Rule seeks to tighten work requirements for food stamps
ANCHORAGE, Alaska (AP) — A new rule proposed by the U.S. Department of Agriculture is alarming Alaska food security advocates who say it would make it tougher to waive work requirements for food stamps.
Alaska has held a waiver for years to exempt recipients of the Supplemental Nutrition Assistance Program from a rule requiring able-bodied adults to participate in an employment program in order to get assistance, the Anchorage Daily News reported this week.
The rule proposed last month would make it harder for states to get that waiver, said Monica Windom, director of the Alaska Division of Public Assistance.
Without the waiver, adults between the ages of 18 and 49 who are without dependents have to participate in employment, work training or an approved volunteer position at least 20 hours a week to get food stamps for more than three months over a period of three years.
“Long-term reliance on government assistance has never been part of the American dream,” Agriculture Secretary Sonny Perdue said in a statement. “As we make benefits available to those who truly need them, we must also encourage participants to take proactive steps toward self-sufficiency.”
Alaska advocates fear the proposed rule could cause a disruption on people who live in subsistence-dependent villages where there are few jobs. Food stamps help supplement subsistence diets in some villages where cash economies are weak.
Residents in these villages typically contribute to the community food supply by hunting, fishing, gathering and sharing.

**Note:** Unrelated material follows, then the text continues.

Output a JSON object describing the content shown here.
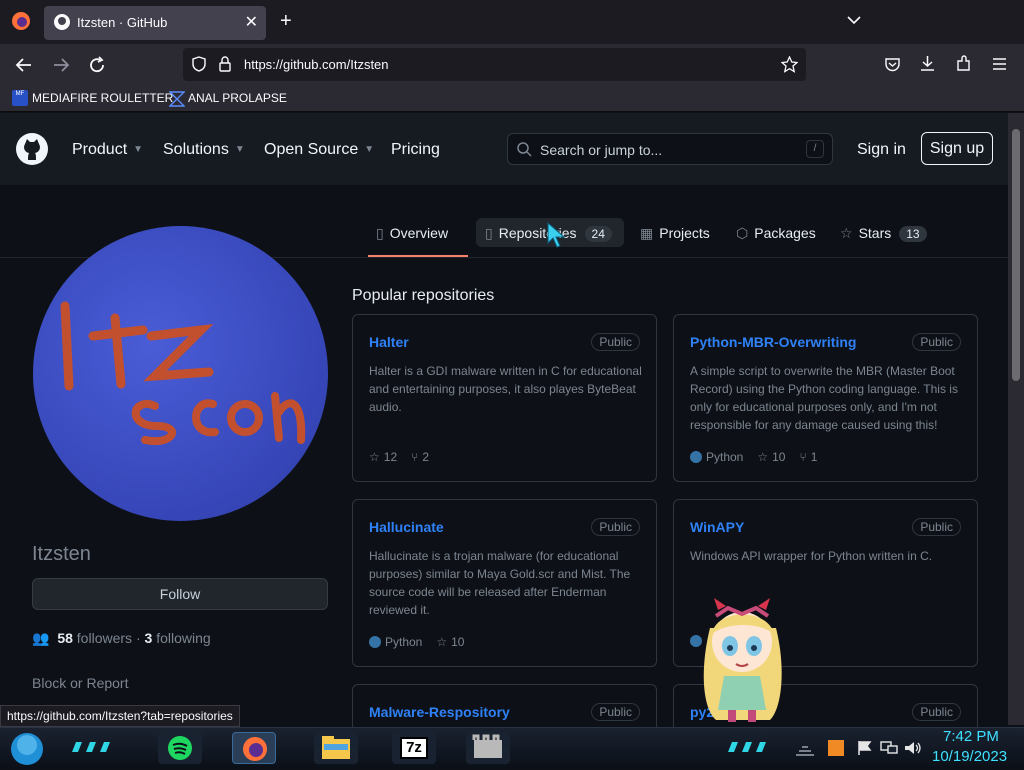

“Punishing workers who are struggling to find work by taking away their food assistance won’t help them find a better job or find work faster,” Food Bank of Alaska CEO Jim Baldwin said in a statement.
Alaska’s waiver would end in October 2019 if the proposed rule moves forward, Windom said. The state would need to apply for a new waiver under the new requirements.
Information from: Anchorage Daily News, http://www.adn.com